__INFORMATION PROVIDED__.
*** Block opens ***

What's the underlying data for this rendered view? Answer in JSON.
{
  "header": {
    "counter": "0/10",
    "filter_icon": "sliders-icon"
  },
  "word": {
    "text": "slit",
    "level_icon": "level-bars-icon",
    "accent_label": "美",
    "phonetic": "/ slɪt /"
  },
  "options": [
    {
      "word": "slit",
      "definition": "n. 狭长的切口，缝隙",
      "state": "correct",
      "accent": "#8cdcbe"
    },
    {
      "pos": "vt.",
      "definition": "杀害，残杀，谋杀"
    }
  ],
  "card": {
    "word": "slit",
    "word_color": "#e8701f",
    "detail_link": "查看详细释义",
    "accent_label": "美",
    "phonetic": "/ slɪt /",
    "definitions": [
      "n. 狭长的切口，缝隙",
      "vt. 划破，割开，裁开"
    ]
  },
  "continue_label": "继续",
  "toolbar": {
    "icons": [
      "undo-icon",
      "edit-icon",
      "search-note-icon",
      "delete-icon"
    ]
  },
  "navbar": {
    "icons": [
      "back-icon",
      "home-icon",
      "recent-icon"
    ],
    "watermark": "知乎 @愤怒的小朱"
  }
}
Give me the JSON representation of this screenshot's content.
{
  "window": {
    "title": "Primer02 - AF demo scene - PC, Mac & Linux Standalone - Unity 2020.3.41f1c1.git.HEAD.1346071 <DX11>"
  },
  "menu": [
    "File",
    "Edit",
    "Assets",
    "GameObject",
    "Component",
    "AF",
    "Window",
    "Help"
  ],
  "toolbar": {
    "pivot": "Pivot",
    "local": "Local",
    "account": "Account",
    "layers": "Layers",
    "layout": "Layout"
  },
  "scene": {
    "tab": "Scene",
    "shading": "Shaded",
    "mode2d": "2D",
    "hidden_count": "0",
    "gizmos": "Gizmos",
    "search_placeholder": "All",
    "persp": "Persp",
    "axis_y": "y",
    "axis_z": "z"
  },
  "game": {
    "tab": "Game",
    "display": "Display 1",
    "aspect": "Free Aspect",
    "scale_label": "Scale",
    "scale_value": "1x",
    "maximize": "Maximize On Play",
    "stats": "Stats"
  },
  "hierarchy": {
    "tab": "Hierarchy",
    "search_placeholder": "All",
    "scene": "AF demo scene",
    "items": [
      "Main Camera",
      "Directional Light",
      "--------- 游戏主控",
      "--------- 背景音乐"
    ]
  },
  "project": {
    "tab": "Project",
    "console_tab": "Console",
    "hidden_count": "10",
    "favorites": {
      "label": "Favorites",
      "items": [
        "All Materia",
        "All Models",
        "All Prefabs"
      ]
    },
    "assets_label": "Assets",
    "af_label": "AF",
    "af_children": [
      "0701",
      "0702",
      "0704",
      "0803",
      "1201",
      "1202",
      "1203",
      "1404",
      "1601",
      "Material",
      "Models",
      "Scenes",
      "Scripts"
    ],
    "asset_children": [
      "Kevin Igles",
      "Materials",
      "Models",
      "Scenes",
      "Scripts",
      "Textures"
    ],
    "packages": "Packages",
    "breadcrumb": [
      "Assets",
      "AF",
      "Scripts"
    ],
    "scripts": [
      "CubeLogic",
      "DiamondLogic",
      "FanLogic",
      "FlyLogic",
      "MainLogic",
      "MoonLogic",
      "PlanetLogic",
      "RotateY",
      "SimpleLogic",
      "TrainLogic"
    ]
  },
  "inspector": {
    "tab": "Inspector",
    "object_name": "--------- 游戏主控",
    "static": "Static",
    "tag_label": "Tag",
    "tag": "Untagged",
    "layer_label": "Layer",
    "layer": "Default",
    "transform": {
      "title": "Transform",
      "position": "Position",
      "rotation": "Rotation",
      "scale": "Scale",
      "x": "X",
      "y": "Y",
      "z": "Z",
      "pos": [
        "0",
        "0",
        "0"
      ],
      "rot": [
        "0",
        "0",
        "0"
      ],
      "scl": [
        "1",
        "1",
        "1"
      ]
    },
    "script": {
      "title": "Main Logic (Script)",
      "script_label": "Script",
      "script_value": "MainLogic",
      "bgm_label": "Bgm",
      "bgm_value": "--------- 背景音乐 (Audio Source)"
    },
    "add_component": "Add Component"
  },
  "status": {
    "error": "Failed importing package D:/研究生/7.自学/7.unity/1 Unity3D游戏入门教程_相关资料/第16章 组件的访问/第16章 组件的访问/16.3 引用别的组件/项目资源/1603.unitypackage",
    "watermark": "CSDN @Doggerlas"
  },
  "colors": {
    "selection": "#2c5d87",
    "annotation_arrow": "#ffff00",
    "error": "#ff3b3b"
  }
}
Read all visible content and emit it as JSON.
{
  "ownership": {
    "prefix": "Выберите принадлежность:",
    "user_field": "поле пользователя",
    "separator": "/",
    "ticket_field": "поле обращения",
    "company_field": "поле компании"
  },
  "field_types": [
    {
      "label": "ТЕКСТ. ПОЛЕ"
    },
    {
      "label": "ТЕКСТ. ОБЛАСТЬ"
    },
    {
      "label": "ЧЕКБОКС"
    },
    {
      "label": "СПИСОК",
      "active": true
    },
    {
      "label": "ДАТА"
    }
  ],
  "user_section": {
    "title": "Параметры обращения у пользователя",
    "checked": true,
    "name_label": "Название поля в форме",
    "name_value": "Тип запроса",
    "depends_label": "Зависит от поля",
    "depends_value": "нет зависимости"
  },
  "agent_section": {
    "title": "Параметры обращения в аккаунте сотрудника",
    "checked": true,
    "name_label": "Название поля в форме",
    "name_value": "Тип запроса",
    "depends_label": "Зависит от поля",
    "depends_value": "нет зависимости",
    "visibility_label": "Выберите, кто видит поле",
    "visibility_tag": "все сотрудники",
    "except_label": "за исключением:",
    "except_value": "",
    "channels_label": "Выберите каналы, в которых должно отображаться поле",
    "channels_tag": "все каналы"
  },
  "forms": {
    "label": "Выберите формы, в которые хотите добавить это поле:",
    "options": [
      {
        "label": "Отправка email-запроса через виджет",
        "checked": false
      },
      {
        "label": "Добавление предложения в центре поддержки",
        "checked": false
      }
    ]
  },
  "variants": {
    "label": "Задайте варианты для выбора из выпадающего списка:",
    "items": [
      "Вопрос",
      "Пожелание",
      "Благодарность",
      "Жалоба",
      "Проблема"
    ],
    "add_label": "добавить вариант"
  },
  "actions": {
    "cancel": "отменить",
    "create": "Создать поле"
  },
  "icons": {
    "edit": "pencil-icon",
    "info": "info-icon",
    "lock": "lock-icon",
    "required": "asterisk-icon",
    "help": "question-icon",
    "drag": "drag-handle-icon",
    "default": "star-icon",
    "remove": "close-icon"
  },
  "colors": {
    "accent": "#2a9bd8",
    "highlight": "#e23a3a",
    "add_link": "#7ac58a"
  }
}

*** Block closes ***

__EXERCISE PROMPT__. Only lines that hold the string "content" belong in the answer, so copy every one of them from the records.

__RESULT OF THE TASK__.
Give me the JSON representation of this screenshot's content.
Read all visible content and emit it as JSON.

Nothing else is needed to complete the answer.